* [Information given]:
________________
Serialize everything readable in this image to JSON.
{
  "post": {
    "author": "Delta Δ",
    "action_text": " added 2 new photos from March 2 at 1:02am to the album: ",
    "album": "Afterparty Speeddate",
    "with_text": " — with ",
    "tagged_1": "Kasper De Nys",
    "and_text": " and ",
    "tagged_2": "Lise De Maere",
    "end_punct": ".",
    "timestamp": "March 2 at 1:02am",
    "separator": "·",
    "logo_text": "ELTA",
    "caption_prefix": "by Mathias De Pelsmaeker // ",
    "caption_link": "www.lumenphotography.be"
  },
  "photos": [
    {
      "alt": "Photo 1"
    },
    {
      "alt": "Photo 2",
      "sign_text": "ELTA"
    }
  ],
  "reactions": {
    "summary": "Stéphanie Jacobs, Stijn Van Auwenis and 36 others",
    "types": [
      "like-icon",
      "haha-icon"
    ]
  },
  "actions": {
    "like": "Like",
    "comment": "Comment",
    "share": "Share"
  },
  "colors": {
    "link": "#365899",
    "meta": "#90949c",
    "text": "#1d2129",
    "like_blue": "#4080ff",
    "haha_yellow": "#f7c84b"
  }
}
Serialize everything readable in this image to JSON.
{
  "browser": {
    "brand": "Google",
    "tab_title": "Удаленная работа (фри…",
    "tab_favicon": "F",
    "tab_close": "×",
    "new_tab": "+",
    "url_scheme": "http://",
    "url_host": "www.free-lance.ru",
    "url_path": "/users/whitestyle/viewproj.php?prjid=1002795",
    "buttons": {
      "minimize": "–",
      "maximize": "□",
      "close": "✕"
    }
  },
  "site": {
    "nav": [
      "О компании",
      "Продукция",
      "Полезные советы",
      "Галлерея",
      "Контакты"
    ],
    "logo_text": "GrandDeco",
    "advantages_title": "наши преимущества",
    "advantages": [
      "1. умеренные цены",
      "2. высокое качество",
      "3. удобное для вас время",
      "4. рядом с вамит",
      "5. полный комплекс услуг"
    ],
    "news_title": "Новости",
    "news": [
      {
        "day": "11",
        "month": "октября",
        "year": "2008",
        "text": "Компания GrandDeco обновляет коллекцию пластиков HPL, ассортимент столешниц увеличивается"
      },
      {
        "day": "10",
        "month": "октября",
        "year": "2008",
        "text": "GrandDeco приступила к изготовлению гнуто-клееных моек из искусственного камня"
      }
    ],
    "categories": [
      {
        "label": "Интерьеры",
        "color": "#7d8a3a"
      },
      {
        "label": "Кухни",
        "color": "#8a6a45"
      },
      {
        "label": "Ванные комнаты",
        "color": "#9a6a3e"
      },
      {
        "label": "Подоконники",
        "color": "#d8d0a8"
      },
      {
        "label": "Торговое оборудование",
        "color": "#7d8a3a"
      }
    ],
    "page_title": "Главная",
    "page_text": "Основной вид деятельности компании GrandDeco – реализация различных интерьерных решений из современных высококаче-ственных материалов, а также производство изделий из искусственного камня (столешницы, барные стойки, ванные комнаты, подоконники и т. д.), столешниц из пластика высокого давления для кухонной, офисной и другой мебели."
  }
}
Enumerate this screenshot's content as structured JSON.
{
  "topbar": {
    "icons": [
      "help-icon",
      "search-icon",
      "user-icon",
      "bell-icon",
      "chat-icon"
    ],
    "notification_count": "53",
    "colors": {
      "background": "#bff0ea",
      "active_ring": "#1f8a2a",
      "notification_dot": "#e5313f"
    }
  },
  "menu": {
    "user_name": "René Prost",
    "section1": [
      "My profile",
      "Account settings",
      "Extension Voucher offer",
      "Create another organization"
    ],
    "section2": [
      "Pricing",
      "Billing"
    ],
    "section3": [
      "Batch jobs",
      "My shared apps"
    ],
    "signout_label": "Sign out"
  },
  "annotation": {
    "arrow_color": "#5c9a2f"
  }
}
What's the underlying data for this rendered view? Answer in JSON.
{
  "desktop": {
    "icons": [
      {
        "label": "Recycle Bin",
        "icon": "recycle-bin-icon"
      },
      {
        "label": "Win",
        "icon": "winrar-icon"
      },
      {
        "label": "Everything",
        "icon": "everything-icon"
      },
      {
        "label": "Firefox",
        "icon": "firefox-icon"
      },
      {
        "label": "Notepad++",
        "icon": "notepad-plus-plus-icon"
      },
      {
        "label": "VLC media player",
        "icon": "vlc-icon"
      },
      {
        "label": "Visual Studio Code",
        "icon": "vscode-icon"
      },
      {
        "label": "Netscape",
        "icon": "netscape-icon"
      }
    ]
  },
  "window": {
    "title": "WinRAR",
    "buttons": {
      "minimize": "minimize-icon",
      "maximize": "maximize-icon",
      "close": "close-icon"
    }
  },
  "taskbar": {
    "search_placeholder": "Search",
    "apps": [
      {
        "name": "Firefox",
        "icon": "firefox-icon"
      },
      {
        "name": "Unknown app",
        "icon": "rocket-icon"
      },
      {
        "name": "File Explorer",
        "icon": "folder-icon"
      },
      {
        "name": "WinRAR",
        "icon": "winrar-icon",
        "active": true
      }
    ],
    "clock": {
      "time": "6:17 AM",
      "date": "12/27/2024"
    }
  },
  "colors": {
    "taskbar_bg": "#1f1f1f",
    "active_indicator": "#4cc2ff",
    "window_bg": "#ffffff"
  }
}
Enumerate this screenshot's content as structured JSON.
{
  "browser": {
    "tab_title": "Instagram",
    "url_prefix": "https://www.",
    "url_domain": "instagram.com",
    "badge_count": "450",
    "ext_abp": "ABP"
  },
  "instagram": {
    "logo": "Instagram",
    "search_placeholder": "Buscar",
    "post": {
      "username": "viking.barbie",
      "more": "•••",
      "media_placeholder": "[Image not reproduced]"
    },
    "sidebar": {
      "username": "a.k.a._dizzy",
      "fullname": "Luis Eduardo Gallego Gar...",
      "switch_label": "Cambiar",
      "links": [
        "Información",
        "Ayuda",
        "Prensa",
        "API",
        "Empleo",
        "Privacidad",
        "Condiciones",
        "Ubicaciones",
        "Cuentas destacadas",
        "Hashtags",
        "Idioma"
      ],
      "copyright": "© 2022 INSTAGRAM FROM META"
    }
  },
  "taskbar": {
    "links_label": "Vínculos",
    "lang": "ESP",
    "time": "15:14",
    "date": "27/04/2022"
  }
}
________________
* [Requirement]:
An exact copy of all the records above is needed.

* [Your solution]:
Serialize everything readable in this image to JSON.
{
  "post": {
    "author": "Delta Δ",
    "action_text": " added 2 new photos from March 2 at 1:02am to the album: ",
    "album": "Afterparty Speeddate",
    "with_text": " — with ",
    "tagged_1": "Kasper De Nys",
    "and_text": " and ",
    "tagged_2": "Lise De Maere",
    "end_punct": ".",
    "timestamp": "March 2 at 1:02am",
    "separator": "·",
    "logo_text": "ELTA",
    "caption_prefix": "by Mathias De Pelsmaeker // ",
    "caption_link": "www.lumenphotography.be"
  },
  "photos": [
    {
      "alt": "Photo 1"
    },
    {
      "alt": "Photo 2",
      "sign_text": "ELTA"
    }
  ],
  "reactions": {
    "summary": "Stéphanie Jacobs, Stijn Van Auwenis and 36 others",
    "types": [
      "like-icon",
      "haha-icon"
    ]
  },
  "actions": {
    "like": "Like",
    "comment": "Comment",
    "share": "Share"
  },
  "colors": {
    "link": "#365899",
    "meta": "#90949c",
    "text": "#1d2129",
    "like_blue": "#4080ff",
    "haha_yellow": "#f7c84b"
  }
}
Serialize everything readable in this image to JSON.
{
  "browser": {
    "brand": "Google",
    "tab_title": "Удаленная работа (фри…",
    "tab_favicon": "F",
    "tab_close": "×",
    "new_tab": "+",
    "url_scheme": "http://",
    "url_host": "www.free-lance.ru",
    "url_path": "/users/whitestyle/viewproj.php?prjid=1002795",
    "buttons": {
      "minimize": "–",
      "maximize": "□",
      "close": "✕"
    }
  },
  "site": {
    "nav": [
      "О компании",
      "Продукция",
      "Полезные советы",
      "Галлерея",
      "Контакты"
    ],
    "logo_text": "GrandDeco",
    "advantages_title": "наши преимущества",
    "advantages": [
      "1. умеренные цены",
      "2. высокое качество",
      "3. удобное для вас время",
      "4. рядом с вамит",
      "5. полный комплекс услуг"
    ],
    "news_title": "Новости",
    "news": [
      {
        "day": "11",
        "month": "октября",
        "year": "2008",
        "text": "Компания GrandDeco обновляет коллекцию пластиков HPL, ассортимент столешниц увеличивается"
      },
      {
        "day": "10",
        "month": "октября",
        "year": "2008",
        "text": "GrandDeco приступила к изготовлению гнуто-клееных моек из искусственного камня"
      }
    ],
    "categories": [
      {
        "label": "Интерьеры",
        "color": "#7d8a3a"
      },
      {
        "label": "Кухни",
        "color": "#8a6a45"
      },
      {
        "label": "Ванные комнаты",
        "color": "#9a6a3e"
      },
      {
        "label": "Подоконники",
        "color": "#d8d0a8"
      },
      {
        "label": "Торговое оборудование",
        "color": "#7d8a3a"
      }
    ],
    "page_title": "Главная",
    "page_text": "Основной вид деятельности компании GrandDeco – реализация различных интерьерных решений из современных высококаче-ственных материалов, а также производство изделий из искусственного камня (столешницы, барные стойки, ванные комнаты, подоконники и т. д.), столешниц из пластика высокого давления для кухонной, офисной и другой мебели."
  }
}
Enumerate this screenshot's content as structured JSON.
{
  "topbar": {
    "icons": [
      "help-icon",
      "search-icon",
      "user-icon",
      "bell-icon",
      "chat-icon"
    ],
    "notification_count": "53",
    "colors": {
      "background": "#bff0ea",
      "active_ring": "#1f8a2a",
      "notification_dot": "#e5313f"
    }
  },
  "menu": {
    "user_name": "René Prost",
    "section1": [
      "My profile",
      "Account settings",
      "Extension Voucher offer",
      "Create another organization"
    ],
    "section2": [
      "Pricing",
      "Billing"
    ],
    "section3": [
      "Batch jobs",
      "My shared apps"
    ],
    "signout_label": "Sign out"
  },
  "annotation": {
    "arrow_color": "#5c9a2f"
  }
}
What's the underlying data for this rendered view? Answer in JSON.
{
  "desktop": {
    "icons": [
      {
        "label": "Recycle Bin",
        "icon": "recycle-bin-icon"
      },
      {
        "label": "Win",
        "icon": "winrar-icon"
      },
      {
        "label": "Everything",
        "icon": "everything-icon"
      },
      {
        "label": "Firefox",
        "icon": "firefox-icon"
      },
      {
        "label": "Notepad++",
        "icon": "notepad-plus-plus-icon"
      },
      {
        "label": "VLC media player",
        "icon": "vlc-icon"
      },
      {
        "label": "Visual Studio Code",
        "icon": "vscode-icon"
      },
      {
        "label": "Netscape",
        "icon": "netscape-icon"
      }
    ]
  },
  "window": {
    "title": "WinRAR",
    "buttons": {
      "minimize": "minimize-icon",
      "maximize": "maximize-icon",
      "close": "close-icon"
    }
  },
  "taskbar": {
    "search_placeholder": "Search",
    "apps": [
      {
        "name": "Firefox",
        "icon": "firefox-icon"
      },
      {
        "name": "Unknown app",
        "icon": "rocket-icon"
      },
      {
        "name": "File Explorer",
        "icon": "folder-icon"
      },
      {
        "name": "WinRAR",
        "icon": "winrar-icon",
        "active": true
      }
    ],
    "clock": {
      "time": "6:17 AM",
      "date": "12/27/2024"
    }
  },
  "colors": {
    "taskbar_bg": "#1f1f1f",
    "active_indicator": "#4cc2ff",
    "window_bg": "#ffffff"
  }
}
Enumerate this screenshot's content as structured JSON.
{
  "browser": {
    "tab_title": "Instagram",
    "url_prefix": "https://www.",
    "url_domain": "instagram.com",
    "badge_count": "450",
    "ext_abp": "ABP"
  },
  "instagram": {
    "logo": "Instagram",
    "search_placeholder": "Buscar",
    "post": {
      "username": "viking.barbie",
      "more": "•••",
      "media_placeholder": "[Image not reproduced]"
    },
    "sidebar": {
      "username": "a.k.a._dizzy",
      "fullname": "Luis Eduardo Gallego Gar...",
      "switch_label": "Cambiar",
      "links": [
        "Información",
        "Ayuda",
        "Prensa",
        "API",
        "Empleo",
        "Privacidad",
        "Condiciones",
        "Ubicaciones",
        "Cuentas destacadas",
        "Hashtags",
        "Idioma"
      ],
      "copyright": "© 2022 INSTAGRAM FROM META"
    }
  },
  "taskbar": {
    "links_label": "Vínculos",
    "lang": "ESP",
    "time": "15:14",
    "date": "27/04/2022"
  }
}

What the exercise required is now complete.